Excerpts from an interface dataset
►
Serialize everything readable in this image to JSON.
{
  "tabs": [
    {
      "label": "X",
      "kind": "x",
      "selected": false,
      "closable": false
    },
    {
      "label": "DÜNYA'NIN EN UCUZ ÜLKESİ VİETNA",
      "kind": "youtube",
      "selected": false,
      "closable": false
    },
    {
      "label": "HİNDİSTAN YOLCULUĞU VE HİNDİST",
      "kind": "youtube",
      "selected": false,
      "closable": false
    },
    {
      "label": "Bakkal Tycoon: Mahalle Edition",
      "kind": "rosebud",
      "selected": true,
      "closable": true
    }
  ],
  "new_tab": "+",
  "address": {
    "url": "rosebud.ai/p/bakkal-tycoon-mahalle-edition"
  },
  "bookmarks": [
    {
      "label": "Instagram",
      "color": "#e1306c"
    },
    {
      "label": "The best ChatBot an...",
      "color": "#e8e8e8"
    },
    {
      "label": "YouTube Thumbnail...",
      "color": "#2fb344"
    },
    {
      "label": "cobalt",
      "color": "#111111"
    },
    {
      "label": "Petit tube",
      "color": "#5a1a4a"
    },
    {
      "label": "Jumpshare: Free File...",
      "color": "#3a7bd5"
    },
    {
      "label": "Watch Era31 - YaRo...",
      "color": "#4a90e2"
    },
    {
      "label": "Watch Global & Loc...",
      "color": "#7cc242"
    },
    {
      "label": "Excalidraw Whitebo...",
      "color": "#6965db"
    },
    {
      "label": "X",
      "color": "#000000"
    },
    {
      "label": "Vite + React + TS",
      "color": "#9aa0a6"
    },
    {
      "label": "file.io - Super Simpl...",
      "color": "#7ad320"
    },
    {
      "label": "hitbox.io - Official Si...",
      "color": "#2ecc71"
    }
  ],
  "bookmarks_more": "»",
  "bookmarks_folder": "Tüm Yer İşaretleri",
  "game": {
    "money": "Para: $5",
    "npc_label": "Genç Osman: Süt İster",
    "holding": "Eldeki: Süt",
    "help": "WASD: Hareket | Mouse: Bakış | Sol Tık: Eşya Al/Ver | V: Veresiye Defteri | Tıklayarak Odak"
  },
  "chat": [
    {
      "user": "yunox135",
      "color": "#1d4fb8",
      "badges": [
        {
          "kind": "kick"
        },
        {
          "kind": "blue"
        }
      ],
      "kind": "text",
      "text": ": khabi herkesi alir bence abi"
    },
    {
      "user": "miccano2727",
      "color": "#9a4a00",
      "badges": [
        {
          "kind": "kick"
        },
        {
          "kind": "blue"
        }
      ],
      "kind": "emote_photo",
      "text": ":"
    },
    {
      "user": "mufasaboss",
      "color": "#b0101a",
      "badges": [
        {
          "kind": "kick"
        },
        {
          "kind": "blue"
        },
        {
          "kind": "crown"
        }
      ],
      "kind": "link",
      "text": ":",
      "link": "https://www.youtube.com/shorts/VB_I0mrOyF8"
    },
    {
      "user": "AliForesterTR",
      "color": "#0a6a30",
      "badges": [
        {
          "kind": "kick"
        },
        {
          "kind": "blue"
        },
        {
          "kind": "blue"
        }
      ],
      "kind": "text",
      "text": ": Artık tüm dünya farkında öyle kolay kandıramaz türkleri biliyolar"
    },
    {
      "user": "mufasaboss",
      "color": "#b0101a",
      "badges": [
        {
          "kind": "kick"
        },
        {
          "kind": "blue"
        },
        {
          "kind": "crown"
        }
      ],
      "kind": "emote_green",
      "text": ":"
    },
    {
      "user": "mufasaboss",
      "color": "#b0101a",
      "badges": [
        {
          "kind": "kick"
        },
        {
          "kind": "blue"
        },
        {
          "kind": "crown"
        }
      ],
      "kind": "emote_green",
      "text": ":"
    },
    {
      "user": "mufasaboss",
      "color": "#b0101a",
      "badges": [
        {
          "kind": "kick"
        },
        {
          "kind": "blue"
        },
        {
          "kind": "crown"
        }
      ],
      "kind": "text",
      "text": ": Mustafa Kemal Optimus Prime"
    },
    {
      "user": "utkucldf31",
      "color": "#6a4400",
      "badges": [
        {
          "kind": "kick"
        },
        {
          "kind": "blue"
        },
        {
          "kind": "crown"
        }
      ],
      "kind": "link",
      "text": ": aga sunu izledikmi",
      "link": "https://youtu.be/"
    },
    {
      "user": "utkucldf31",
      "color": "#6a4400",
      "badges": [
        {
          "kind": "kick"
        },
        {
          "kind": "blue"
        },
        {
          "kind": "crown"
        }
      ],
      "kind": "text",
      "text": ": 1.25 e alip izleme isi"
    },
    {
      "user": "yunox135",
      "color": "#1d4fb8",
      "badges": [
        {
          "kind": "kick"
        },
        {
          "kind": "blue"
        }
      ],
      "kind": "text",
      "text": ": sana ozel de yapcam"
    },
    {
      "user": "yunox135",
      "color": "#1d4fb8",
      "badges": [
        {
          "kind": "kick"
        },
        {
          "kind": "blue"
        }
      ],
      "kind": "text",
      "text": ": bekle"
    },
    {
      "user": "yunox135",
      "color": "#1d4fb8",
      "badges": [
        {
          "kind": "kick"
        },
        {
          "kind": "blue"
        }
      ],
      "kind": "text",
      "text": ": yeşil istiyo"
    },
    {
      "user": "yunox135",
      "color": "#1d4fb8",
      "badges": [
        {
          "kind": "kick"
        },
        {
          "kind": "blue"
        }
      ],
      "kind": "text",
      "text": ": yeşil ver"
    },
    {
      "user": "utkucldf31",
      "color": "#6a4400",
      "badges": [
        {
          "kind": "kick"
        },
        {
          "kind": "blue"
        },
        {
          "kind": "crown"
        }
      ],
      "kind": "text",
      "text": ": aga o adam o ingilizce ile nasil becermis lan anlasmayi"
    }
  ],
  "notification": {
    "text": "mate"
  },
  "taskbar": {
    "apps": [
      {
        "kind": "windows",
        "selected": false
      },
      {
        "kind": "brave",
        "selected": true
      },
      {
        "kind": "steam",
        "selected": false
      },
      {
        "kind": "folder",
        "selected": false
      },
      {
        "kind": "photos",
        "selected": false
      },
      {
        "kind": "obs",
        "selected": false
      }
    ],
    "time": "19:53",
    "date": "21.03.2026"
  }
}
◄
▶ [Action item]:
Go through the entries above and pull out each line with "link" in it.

▶ [Exercise answer]:
      "kind": "link",
      "link": "https://www.youtube.com/shorts/VB_I0mrOyF8"
      "kind": "link",
      "link": "https://youtu.be/"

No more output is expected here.